BEGIN
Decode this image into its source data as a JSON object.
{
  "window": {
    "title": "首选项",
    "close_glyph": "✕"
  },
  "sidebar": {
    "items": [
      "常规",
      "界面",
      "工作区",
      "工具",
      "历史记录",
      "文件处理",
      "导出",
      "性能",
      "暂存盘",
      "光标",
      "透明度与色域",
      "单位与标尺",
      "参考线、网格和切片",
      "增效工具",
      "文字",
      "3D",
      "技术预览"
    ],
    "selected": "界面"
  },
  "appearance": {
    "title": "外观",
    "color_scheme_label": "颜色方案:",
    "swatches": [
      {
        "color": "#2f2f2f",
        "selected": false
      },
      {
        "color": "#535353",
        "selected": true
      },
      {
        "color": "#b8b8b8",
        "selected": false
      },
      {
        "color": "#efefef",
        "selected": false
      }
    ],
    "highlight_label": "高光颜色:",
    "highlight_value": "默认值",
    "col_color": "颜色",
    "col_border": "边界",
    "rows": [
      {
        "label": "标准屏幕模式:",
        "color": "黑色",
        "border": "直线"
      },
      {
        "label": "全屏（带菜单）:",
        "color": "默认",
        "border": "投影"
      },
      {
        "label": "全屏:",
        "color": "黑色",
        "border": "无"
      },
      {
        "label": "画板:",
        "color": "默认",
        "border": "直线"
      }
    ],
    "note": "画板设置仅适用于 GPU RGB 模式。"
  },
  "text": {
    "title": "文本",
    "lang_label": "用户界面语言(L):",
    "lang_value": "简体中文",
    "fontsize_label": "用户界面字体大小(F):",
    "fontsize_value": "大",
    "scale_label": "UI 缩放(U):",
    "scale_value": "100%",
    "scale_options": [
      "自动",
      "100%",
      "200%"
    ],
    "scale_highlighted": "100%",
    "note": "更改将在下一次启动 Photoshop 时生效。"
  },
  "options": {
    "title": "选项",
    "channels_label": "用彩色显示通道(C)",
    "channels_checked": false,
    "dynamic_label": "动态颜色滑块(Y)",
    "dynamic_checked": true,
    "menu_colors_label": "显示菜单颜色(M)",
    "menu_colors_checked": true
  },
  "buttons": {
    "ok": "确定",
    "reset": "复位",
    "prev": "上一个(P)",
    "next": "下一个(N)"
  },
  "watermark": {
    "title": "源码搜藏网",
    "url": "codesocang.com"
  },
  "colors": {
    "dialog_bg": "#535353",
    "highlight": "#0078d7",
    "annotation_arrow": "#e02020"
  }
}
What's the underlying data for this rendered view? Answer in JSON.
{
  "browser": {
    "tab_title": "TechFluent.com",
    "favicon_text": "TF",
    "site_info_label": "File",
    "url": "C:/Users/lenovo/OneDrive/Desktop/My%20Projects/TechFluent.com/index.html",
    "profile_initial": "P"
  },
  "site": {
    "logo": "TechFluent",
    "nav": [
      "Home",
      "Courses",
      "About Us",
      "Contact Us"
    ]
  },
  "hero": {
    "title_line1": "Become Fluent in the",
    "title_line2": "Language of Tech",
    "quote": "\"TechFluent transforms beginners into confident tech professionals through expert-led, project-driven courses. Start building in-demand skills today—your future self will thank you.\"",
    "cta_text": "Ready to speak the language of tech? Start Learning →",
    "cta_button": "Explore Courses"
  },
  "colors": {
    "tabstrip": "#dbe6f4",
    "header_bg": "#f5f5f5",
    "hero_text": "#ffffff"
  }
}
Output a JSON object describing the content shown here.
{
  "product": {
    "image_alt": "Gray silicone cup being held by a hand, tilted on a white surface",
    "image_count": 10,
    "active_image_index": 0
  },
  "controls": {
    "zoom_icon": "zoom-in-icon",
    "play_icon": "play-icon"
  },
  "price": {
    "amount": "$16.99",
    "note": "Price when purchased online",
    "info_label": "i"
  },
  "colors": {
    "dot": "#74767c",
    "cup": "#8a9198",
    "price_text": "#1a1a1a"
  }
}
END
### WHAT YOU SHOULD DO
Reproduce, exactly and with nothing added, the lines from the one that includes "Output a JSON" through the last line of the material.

### YOUR RESPONSE
Output a JSON object describing the content shown here.
{
  "product": {
    "image_alt": "Gray silicone cup being held by a hand, tilted on a white surface",
    "image_count": 10,
    "active_image_index": 0
  },
  "controls": {
    "zoom_icon": "zoom-in-icon",
    "play_icon": "play-icon"
  },
  "price": {
    "amount": "$16.99",
    "note": "Price when purchased online",
    "info_label": "i"
  },
  "colors": {
    "dot": "#74767c",
    "cup": "#8a9198",
    "price_text": "#1a1a1a"
  }
}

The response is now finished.